One of this year’s Connect More themes explores ways to improve the learning experience using digital technologies and we know that FE members have a good understanding of the ways that Jisc products and services support their organisations to develop richer and more personalised learning experiences.
From the superfast Janet Network and its inbuilt cyber security measures through to ‘sharp end’ learning resources such as e-books for FE, which offers unlimited downloads of curriculum-mapped e-books for A-level, BTEC and vocational programmes as well as GCSE English and maths, these services are recognised as our core offering to member colleges.
But it’s been really useful to talk to individual teachers, librarians and learning technologists about what helps them in their own daily practice. This comment, made to me by a director of learning technology, has now been echoed by several people:

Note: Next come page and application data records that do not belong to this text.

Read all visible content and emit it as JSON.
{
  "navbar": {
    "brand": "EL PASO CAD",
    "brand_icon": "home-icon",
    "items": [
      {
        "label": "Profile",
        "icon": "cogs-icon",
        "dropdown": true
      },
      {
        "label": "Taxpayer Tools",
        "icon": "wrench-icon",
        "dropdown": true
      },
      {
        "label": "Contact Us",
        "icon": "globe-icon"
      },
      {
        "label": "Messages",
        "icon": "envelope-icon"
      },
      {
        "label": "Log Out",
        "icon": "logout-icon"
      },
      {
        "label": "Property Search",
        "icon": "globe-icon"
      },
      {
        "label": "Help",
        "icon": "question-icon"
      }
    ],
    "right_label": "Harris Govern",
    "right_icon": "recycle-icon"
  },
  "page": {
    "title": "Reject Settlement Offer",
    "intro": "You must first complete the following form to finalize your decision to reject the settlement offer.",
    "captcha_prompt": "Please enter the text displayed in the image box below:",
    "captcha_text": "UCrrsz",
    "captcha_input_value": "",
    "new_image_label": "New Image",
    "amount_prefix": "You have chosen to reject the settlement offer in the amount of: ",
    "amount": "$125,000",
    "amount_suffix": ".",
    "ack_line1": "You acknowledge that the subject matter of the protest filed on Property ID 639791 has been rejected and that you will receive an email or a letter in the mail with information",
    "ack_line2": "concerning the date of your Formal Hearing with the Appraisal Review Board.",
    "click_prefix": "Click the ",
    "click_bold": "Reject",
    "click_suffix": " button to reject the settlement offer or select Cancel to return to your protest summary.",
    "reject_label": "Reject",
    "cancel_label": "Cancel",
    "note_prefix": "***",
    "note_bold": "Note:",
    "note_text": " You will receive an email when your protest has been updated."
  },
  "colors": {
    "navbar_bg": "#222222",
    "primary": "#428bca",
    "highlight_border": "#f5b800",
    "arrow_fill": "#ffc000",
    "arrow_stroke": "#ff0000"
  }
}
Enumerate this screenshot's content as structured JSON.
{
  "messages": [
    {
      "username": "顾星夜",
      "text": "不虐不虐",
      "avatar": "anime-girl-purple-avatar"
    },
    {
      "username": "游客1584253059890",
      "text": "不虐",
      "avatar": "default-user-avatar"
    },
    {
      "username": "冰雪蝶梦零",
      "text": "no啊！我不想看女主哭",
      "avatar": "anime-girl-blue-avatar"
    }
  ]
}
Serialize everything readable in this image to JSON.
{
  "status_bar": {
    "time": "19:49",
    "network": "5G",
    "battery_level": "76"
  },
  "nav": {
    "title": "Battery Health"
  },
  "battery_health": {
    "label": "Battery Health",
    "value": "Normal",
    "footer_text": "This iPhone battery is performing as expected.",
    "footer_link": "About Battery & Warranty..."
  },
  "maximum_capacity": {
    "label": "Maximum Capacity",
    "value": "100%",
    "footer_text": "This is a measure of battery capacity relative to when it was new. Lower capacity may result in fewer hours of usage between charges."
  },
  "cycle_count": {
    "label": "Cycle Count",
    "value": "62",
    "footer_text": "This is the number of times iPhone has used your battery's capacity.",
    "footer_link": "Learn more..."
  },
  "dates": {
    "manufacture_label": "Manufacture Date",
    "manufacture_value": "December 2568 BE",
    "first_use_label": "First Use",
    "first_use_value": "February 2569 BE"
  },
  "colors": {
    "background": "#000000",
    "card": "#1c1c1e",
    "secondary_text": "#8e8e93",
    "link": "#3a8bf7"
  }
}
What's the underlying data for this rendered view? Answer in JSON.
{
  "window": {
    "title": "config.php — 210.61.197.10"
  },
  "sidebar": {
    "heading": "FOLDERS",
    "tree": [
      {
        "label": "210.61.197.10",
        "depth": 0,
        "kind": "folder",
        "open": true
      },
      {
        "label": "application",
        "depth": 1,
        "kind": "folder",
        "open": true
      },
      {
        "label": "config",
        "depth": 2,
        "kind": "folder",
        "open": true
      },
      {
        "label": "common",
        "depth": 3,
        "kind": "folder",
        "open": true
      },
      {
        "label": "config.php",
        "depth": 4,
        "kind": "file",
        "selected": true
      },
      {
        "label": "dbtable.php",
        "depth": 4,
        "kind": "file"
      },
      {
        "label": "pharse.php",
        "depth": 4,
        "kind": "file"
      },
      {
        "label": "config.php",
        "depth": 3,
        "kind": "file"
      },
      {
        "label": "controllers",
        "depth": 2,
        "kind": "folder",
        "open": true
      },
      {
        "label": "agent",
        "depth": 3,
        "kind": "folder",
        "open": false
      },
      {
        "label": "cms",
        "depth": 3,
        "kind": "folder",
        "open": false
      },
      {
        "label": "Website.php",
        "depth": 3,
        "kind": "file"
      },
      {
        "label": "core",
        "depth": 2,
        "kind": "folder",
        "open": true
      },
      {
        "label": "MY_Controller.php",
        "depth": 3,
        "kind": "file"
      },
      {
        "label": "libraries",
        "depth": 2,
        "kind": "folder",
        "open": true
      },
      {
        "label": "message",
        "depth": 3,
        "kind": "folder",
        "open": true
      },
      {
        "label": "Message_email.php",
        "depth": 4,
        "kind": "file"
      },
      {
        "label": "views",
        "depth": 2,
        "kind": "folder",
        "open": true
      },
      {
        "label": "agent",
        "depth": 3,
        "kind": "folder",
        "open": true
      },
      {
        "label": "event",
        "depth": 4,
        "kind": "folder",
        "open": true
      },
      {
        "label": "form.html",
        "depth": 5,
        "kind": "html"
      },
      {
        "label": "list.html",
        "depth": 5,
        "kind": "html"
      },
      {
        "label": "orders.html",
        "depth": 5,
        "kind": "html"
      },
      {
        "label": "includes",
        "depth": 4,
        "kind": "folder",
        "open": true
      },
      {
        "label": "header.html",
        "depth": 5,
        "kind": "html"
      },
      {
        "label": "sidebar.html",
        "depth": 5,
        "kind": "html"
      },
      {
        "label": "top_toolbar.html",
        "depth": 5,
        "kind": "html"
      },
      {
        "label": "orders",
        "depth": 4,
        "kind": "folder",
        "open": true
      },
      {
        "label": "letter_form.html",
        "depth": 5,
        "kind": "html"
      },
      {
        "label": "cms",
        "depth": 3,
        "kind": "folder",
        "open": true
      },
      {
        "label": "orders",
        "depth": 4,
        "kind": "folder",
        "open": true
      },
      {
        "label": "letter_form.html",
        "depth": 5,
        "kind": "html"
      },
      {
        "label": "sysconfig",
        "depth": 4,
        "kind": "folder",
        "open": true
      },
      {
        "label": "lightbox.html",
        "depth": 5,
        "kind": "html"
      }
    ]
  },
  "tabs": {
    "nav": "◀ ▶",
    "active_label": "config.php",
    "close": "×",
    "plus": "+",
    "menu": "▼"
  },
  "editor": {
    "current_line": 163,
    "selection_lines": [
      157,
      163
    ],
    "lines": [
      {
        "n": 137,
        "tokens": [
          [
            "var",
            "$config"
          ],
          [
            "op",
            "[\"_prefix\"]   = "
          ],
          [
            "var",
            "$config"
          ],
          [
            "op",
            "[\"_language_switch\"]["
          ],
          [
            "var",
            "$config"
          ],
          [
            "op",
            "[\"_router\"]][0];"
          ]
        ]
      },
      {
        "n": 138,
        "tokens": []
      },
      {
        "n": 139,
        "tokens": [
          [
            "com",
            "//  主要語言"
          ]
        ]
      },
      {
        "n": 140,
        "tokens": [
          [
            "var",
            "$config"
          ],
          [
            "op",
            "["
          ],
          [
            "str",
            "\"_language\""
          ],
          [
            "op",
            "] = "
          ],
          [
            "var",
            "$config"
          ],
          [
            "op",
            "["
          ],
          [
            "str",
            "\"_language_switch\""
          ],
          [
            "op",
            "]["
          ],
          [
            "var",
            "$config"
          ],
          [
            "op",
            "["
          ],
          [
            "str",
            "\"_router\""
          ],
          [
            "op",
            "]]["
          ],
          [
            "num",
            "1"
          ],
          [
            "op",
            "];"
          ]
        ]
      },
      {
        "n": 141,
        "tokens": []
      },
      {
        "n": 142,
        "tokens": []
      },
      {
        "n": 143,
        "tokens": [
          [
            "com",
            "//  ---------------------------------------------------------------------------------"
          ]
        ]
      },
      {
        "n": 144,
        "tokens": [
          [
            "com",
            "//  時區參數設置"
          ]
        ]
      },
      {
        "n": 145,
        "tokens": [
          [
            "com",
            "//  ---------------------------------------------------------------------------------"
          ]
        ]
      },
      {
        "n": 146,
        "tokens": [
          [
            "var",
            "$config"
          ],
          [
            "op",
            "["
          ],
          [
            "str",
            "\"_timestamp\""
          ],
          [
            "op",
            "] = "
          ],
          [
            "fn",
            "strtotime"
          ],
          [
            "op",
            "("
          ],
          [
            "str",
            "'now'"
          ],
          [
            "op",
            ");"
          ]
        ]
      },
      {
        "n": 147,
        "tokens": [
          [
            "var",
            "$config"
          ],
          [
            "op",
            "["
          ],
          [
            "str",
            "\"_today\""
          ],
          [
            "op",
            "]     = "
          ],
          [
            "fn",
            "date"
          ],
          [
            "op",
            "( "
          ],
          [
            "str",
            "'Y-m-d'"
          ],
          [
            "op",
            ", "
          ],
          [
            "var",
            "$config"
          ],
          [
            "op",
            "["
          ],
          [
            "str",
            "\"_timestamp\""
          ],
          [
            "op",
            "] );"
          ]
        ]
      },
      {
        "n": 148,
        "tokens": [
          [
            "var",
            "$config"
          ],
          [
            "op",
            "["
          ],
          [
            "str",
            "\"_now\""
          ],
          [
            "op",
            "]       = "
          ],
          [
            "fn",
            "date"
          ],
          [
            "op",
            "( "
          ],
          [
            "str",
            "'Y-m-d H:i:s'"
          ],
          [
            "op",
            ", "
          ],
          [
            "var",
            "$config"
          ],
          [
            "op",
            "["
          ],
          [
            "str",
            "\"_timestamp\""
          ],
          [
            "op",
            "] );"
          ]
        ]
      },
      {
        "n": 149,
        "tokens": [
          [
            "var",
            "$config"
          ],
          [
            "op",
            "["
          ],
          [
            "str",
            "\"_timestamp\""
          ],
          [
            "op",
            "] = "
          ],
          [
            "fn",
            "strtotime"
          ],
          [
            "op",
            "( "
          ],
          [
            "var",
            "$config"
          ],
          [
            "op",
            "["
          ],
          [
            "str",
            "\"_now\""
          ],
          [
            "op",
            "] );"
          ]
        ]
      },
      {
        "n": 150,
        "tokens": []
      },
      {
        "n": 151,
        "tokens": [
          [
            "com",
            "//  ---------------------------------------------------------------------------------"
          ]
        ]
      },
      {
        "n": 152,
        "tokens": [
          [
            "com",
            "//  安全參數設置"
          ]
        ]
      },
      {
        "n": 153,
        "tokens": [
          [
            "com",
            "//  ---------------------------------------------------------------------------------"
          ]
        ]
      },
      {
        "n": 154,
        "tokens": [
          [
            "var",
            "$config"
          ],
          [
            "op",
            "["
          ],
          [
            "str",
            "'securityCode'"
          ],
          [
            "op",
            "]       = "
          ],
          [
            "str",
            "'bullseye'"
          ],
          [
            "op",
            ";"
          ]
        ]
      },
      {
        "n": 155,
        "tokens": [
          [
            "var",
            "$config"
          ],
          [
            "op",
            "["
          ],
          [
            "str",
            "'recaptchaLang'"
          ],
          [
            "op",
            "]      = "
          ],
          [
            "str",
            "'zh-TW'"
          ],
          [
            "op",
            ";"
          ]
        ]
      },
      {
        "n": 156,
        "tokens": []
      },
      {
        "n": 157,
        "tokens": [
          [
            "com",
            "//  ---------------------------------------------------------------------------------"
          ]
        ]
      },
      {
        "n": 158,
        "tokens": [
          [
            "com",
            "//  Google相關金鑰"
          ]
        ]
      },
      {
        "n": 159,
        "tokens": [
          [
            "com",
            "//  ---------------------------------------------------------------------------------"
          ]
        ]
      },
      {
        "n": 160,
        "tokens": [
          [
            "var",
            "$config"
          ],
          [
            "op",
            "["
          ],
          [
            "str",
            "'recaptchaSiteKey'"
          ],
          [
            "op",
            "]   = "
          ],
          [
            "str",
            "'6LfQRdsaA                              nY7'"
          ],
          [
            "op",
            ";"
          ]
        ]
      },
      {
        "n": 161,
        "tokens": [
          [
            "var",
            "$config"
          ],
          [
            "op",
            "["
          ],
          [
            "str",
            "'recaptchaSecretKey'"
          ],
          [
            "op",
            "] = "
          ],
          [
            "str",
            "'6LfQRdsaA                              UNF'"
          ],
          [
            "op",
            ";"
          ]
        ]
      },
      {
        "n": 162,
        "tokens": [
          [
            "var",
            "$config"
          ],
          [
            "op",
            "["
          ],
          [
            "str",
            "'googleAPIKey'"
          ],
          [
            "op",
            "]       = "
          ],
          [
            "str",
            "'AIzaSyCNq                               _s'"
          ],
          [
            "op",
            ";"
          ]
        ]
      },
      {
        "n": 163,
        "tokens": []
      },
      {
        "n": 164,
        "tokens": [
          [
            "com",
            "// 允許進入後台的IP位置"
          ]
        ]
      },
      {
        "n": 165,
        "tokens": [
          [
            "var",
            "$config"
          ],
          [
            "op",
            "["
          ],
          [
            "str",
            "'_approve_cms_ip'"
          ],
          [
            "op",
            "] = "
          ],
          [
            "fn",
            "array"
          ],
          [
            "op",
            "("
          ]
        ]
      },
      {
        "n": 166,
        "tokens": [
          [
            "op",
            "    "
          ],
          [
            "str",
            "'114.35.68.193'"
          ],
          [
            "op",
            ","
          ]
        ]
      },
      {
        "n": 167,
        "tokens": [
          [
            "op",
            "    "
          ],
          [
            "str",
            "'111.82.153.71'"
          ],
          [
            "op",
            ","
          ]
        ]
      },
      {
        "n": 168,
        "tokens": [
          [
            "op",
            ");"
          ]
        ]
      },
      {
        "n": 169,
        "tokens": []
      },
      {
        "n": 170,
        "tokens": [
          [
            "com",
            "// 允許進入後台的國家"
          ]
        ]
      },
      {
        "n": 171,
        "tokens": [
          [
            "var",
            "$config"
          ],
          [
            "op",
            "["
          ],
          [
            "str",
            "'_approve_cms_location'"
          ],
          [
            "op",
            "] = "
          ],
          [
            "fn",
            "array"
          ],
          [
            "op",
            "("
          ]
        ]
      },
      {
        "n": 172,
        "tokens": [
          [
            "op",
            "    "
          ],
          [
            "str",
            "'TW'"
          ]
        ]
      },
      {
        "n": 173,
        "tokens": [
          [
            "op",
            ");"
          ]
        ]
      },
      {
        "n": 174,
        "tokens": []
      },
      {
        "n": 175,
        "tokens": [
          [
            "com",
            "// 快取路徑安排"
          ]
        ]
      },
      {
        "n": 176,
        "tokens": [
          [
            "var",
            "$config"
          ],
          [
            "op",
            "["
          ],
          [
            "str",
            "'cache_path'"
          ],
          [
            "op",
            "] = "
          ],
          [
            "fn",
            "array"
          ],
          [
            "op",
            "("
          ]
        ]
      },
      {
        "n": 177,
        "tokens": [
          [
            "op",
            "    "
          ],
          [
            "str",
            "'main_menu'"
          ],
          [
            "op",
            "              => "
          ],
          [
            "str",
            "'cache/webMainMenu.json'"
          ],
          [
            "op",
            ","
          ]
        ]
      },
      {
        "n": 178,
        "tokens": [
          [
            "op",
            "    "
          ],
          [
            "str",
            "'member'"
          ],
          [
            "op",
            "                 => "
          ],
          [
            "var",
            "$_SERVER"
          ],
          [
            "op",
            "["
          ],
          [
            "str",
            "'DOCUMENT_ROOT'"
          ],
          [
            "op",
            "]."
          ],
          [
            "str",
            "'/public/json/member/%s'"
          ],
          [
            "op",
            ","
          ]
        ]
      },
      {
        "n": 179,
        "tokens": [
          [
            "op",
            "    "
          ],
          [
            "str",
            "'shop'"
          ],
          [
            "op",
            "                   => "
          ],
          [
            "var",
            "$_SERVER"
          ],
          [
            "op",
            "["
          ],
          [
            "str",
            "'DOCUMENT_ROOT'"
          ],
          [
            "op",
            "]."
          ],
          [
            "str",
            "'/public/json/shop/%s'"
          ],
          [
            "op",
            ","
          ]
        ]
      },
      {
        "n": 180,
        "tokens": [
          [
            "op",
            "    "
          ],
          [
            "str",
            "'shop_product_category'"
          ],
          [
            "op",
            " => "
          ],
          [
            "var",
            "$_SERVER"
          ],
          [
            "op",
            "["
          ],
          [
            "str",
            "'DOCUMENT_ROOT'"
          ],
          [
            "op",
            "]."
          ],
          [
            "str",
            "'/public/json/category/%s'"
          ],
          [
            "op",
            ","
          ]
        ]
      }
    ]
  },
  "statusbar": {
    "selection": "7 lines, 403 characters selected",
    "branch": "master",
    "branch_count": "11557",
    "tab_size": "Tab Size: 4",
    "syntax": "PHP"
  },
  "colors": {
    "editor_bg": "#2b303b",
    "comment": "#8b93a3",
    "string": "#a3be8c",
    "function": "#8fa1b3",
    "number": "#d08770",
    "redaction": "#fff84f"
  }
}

“The things I value most about working with Jisc are the specialist expertise that I can tap into, the opportunities to work on shared priorities with colleagues in other colleges and the chance to be part of a community of practice.”
There’s no doubt that being part of a group of people working towards a shared vision brings many advantages. It allows you to avoid mistakes that other people have already made; it also enables you to find out who is doing things well and to pick up tips to make your own journey smoother and faster.
So, as well as facilitating these groups, we’re developing more case studies that highlight best practice. The advice and guidance in our report "The evolution of FELTAG" is being refreshed to include new member stories, including one from Grimsby Institute that demonstrates a well thought-out, strategic approach to learning technologies.
From gamification that boosts engagement and use of augmented reality and virtual reality to teach practical skills, to the Jisc-supported implementation of Microsoft 365 to familiarise learners with systems they’re likely to need when they get a job, the institute’s approach has improved learner experience and attainment. It has also boosted the institute’s Ofsted rating from ‘good’ to ‘outstanding’.
Making the most of the resources you have
Look out for these resources and the innovative case studies. They offer inspiration to help you make sure your own college is on the right track. You’ll see how colleges are making imaginative use of technology to create simulations and immerse learners in virtual reality worlds, enabling them to offer really high quality vocational training that prepares learners for working life.
The case studies also highlight how colleges are extracting maximum value from the technology they already have, by committing time and resources to developing staff and student digital capabilities. This last point is important - while I’ve been talking to members I’ve found once again that many of you want our help to make sure that your college has the culture, policies and infrastructure to ensure that digital practices are enabled and supported. Our guide to developing organisational approaches to digital capability shares some models and approaches that might help.
You also want us to help you to develop a strategic vision for digital, and to understand how the student voice is informing that.
We have been working with 48 colleges, skills and adult and community learning providers to pilot and assist with the development of our new digital experience insights service (formerly known as the student digital experience tracker), which launches in September. Building on Jisc’s digital student work, it provides survey questions that allow students and staff to share what they think works well in terms of their digital experience and what they think could be done better.
Throughout the development phase colleges have taken part in a pilot of the service, tailoring some of the questions to align with their own strategic priorities. The findings can inform future strategy direction and help set priorities, measure progress and benchmark against peer organisations. When the full service launches it will be a paid-for optional extra but, over time, it will enable users to save money, make progress more efficiently and demonstrate the impact that their digital strategy is having on learning and teaching.
Look out for the latest tracker report, "digital experience survey 2018: insights from students in UK higher and further education". We will publish it on 11 September and it gives a national perspective on FE and HE students’ experiences of technology.
We’ve been working with colleges on a number of other initiatives and I’ll have more news to share on these in the coming weeks. In the meantime, if you’d like to know more about the digital experiences insights service, do please get in touch with your account manager or fill in the form to register your interest and we’ll keep you updated.